Each of these technologies has its own pros and cons. The right choice depends on what you need them to do, what equipment you currently have, and how complex they are to operate. The good news is that there are only a few key differences between Smart DNS and VPN technology that will make it clear to almost anyone which service they should choose.
VPNs Offer Privacy, Smart DNS Doesn’t
A VPN encrypts your entire internet connection. That is unless you use an advanced feature known as split tunneling, which only routes selected data through the VPN. With a VPN your real IP address and internet activity are only known to the VPN provider. Most good VPN services do not keep any logs of their user’s activities. There’s also no way for your ISP (internet service provider) or anyone else monitoring your connection to know what you’re doing.
A Smart DNS offers no extra privacy protection at all. Although your individual data packets are encrypted on a per-site basis (assuming the site offers it), your ISP and anyone else watching your connection knows exactly which sites you’re visiting and what you’re downloading. If you need privacy in addition to geographical unblocking, a VPN is the right choice.
VPNs Can Degrade Internet Performance
If you use a VPN server that’s physically close to you, your internet performance shouldn’t suffer much if at all. There is some overhead from the extra encryption and routing steps, but in general, your bandwidth is preserved.
Unfortunately, if you want to change your virtual location, you need to use a server that’s in that part of the world. Inevitably this adds latency and reduces your available bandwidth. The severity of the degradation depends on many factors, but inevitably your connection will take a hit.
Smart DNS Works With Virtually Any Device
In order to use a VPN, the device in question has to support a VPN app or it needs to support VPN settings. If you want to run the VPN for your entire network, your router has to be configured to use it. Most mainstream routers don’t have native support for VPNs, or at least not the most secure VPN protocols you’d actually want to use. You also need a router with a relatively beefy CPU to handle the encryption and decryption work. This is why most VPN services offer multiple connections under one subscription since users will most likely connect to the VPN using individual apps on multiple devices.
Smart DNS, on the other hand, is trivial to set up on any router. As long as the router allows you to specify custom DNS server addresses, it will work. The same goes for any device or computer. If it lets you add custom DNS server addresses, Smart DNS will work, and virtually all devices let you do this. The only small hiccough is that you have to register your IP address with the Smart DNS service, which usually just requires visiting a site and clicking a button. Unfortunately, most people have an internet service that uses dynamic IP address allocation, so you’ll have to do this every time your IP address changes.

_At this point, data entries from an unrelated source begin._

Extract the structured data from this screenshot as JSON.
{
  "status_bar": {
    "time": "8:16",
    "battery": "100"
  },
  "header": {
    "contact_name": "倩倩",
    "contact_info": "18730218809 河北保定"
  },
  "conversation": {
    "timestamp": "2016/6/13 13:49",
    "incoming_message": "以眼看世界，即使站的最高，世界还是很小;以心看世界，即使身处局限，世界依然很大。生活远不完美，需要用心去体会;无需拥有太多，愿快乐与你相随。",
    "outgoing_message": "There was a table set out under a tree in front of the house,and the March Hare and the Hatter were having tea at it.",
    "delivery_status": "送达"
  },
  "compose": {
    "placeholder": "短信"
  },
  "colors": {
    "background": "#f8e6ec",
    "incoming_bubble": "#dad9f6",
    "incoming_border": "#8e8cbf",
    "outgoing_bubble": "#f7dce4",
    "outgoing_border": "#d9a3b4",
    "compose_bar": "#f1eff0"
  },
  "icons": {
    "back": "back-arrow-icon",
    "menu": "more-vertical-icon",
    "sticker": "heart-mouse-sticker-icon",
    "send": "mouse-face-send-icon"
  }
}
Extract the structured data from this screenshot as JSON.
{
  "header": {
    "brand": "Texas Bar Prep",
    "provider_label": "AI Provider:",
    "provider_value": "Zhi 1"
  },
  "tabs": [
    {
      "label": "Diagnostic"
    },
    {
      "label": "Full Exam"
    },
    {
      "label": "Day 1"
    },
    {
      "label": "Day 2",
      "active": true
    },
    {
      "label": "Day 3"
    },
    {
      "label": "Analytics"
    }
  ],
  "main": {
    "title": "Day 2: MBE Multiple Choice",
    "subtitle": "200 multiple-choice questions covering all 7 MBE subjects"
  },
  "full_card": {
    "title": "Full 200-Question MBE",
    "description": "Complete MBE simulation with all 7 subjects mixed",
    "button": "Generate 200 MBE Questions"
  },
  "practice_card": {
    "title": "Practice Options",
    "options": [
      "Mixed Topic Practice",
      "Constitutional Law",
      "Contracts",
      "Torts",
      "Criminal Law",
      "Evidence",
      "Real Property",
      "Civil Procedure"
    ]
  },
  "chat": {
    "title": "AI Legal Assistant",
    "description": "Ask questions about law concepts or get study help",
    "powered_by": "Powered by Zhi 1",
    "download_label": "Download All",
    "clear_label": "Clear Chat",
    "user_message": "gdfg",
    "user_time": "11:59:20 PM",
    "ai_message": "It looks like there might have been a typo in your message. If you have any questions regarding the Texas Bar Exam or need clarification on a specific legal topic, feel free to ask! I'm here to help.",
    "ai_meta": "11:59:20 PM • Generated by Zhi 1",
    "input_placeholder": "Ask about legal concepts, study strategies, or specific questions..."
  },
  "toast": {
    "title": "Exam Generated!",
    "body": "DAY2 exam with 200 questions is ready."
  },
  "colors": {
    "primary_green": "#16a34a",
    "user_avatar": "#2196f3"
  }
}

Selective Routing Can Be Hard With a VPN
One major advantage of a Smart DNS is that it only affects the websites you choose. After all, you don’t want your bank thinking you’re trying to access your account from another country, triggering a security flag.
It is possible to use split tunneling to only route some traffic through your VPN, but setting split tunneling up can be complicated. These days some VPN apps, especially those running on set-top boxes, have an easy split tunneling feature built-in. All you have to do is specify which apps are routed. When it comes to specific websites or IP address ranges, however, the process can get technical.
Picking the Right Service in a Nutshell
To sum all of this information up, here’s who should choose a VPN as their geo-unblocking solution:
Users with high-speed connections to the remote server in question.
Users who need privacy at the same time as geo-unblocking.
Users who are using services that Smart DNS doesn’t work on.
A Smart DNS is the best option in these cases:
You have limited bandwidth or a slow connection to VPN servers in the target region.
You have a router or device that doesn’t support VPNs.
You don’t need VPN-grade privacy.
Smart DNS services are usually less expensive than VPN services as well, so if you don’t specifically need a VPN it may be worth trying a Smart DNS first to see if the less complicated option works for you.